- Product development. Companies can use generative AI to rapidly prototype product designs. Life sciences companies, for instance, have already started to explore the use of generative AI to help generate sequences of amino acids and DNA nucleotides to shorten the drug design phase from months to weeks.12
In the near term, some industries can leverage these applications to greater effect than others. The media and entertainment industry can become more efficient by using generative AI to produce unique content (for example, localizing movies without the need for hours of human translation) and rapidly develop ideas for new content and visual effects for video games, music, movie story lines, and news articles. Banking, consumer, telecommunications, life sciences, and technology companies are expected to experience outsize operational efficiencies given their considerable investments in IT, customer service, marketing and sales, and product development.
As with AI in general, dedicated generative AI services will certainly emerge to help companies fill capability gaps as they race to build out their experience and navigate the business opportunities and technical complexities. Existing AI service providers are expected to evolve their capabilities to serve the generative AI market. Niche players may also enter the market with specialized knowledge for applying generative AI within a specific function (such as how to apply generative AI to customer service workflows), industry (for instance, guiding pharmaceutical companies on the use of generative AI for drug discovery), or capability (such as how to build effective feedback loops in different contexts).

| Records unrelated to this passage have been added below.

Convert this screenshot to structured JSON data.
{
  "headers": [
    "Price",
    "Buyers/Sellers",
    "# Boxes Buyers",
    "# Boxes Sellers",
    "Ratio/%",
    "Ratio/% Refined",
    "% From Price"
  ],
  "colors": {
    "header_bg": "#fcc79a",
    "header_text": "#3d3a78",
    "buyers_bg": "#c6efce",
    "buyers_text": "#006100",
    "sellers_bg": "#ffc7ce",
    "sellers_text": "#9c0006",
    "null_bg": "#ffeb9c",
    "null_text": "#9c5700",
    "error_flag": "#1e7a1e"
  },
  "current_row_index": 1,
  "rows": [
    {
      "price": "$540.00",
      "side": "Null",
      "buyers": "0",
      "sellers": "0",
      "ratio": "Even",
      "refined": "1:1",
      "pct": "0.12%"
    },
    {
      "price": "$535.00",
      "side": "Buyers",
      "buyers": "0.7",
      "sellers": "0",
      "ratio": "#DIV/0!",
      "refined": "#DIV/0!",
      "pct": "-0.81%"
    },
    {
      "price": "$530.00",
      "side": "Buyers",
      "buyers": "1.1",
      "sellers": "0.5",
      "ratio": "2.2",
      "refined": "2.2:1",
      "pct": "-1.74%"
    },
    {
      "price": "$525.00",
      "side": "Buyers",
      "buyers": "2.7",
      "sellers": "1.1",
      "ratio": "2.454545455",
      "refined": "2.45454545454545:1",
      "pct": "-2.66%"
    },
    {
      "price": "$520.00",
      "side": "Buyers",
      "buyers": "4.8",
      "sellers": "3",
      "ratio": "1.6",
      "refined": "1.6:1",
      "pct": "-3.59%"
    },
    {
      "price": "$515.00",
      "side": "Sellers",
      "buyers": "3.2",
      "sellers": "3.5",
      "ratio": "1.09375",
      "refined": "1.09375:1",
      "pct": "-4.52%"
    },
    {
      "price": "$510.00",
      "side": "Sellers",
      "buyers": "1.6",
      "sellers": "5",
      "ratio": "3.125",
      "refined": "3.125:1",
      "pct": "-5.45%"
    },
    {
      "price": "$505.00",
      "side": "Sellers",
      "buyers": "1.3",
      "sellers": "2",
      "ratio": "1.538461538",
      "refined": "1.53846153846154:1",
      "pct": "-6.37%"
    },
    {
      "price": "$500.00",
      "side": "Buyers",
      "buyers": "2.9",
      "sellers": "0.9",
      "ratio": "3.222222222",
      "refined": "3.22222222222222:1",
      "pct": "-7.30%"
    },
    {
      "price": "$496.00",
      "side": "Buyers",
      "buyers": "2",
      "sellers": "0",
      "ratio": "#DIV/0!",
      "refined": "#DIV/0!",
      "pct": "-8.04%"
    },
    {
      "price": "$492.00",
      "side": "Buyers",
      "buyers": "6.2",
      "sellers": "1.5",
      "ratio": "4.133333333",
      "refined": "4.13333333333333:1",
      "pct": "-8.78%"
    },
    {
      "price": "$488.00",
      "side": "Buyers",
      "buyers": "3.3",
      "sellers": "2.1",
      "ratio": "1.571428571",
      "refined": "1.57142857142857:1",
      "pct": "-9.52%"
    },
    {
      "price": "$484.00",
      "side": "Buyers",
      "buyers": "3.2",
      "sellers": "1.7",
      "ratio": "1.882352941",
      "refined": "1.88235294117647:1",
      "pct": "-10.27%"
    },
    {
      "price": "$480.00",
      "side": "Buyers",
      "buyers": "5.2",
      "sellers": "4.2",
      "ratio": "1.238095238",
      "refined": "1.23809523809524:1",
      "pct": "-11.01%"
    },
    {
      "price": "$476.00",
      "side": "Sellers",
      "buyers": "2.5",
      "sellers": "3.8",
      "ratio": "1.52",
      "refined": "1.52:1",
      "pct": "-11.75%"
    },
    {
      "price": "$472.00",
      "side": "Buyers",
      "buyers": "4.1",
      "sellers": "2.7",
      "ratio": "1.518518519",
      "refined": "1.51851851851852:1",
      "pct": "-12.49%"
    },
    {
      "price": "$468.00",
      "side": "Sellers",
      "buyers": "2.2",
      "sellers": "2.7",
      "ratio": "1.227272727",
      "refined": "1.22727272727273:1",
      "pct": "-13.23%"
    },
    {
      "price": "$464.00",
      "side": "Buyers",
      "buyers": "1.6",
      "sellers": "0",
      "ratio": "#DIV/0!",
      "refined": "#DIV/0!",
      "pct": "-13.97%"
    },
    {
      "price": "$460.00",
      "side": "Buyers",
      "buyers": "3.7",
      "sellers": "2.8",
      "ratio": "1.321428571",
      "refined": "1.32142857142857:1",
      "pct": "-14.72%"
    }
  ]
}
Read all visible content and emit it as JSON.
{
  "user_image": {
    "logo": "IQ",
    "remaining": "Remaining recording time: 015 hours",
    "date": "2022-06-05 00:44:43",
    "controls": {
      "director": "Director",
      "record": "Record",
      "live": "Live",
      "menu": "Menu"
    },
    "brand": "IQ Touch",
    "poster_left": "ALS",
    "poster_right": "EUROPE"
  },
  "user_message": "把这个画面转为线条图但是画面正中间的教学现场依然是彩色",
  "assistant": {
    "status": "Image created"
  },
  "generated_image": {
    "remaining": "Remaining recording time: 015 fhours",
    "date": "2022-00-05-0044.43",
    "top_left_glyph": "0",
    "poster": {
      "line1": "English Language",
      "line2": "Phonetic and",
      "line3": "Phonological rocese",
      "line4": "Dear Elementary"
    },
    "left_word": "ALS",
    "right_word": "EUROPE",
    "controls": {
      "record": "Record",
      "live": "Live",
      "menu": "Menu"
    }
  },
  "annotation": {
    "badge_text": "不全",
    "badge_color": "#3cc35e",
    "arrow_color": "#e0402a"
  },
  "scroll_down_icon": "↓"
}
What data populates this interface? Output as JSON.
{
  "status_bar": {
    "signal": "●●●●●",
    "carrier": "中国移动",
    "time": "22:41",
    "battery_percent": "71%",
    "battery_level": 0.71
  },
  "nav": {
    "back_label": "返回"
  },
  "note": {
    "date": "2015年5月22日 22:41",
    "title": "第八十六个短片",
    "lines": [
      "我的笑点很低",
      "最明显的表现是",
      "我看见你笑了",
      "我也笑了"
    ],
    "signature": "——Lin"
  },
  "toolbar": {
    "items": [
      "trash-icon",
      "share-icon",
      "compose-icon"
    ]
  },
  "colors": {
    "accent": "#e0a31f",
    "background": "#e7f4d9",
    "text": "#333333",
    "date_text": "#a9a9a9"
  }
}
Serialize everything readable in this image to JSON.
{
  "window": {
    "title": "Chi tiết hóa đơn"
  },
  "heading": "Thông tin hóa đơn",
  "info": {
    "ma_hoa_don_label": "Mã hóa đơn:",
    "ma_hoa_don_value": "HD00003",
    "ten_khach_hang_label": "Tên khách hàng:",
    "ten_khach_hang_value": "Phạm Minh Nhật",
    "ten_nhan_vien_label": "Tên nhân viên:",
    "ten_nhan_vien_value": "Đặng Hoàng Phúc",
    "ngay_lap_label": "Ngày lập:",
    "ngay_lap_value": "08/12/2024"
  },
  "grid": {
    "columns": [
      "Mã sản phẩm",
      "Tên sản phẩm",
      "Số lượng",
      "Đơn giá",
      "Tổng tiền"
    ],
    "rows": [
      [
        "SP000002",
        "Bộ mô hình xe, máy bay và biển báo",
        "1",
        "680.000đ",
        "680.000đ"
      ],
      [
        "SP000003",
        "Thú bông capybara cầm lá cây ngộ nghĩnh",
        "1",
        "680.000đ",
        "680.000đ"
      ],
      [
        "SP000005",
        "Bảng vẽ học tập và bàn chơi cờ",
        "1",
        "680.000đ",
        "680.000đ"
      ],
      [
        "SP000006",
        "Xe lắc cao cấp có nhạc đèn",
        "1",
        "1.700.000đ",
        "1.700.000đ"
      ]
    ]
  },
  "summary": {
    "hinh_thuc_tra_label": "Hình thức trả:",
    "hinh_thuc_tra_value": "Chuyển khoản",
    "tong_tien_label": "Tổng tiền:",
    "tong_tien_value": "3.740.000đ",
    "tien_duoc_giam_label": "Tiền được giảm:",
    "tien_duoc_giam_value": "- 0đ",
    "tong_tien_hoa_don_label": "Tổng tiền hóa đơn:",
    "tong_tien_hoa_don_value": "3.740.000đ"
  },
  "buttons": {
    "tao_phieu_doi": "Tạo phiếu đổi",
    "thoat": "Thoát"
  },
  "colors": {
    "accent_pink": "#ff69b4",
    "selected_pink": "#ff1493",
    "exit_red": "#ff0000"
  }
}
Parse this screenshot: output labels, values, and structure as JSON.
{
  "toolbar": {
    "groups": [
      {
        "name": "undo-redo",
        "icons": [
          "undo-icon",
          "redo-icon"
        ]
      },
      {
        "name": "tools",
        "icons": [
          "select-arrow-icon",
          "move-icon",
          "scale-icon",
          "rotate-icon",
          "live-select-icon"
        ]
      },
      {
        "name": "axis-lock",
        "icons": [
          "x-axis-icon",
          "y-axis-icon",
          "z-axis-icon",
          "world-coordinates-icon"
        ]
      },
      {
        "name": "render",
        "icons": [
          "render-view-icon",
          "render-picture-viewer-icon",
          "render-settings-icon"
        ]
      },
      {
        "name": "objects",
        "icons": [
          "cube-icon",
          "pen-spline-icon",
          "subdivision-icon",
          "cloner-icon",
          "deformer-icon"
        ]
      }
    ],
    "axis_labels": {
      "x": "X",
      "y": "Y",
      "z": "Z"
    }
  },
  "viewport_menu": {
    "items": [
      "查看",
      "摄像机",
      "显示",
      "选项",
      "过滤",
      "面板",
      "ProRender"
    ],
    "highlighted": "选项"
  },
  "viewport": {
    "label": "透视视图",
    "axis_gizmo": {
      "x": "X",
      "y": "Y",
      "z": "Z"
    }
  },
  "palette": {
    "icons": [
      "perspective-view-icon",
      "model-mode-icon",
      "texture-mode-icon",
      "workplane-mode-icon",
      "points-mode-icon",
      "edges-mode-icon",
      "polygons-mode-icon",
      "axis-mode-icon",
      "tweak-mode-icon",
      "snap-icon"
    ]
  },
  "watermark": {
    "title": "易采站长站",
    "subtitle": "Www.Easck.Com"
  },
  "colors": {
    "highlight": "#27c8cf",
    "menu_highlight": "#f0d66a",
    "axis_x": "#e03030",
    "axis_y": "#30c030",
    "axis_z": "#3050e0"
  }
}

While generative AI technology and its supporting ecosystem are still evolving, it is already quite clear that applications offer the most significant value-creation opportunities. Those who can harness niche—or, even better, proprietary—data in fine-tuning foundation models for their applications can expect to achieve the greatest differentiation and competitive advantage. The race has already begun, as evidenced by the steady stream of announcements from software providers—both existing and new market entrants—bringing new solutions to market. In the weeks and months ahead, we will further illuminate value-creation prospects in particular industries and functions as well as the impact generative AI could have on the global economy and the future of work.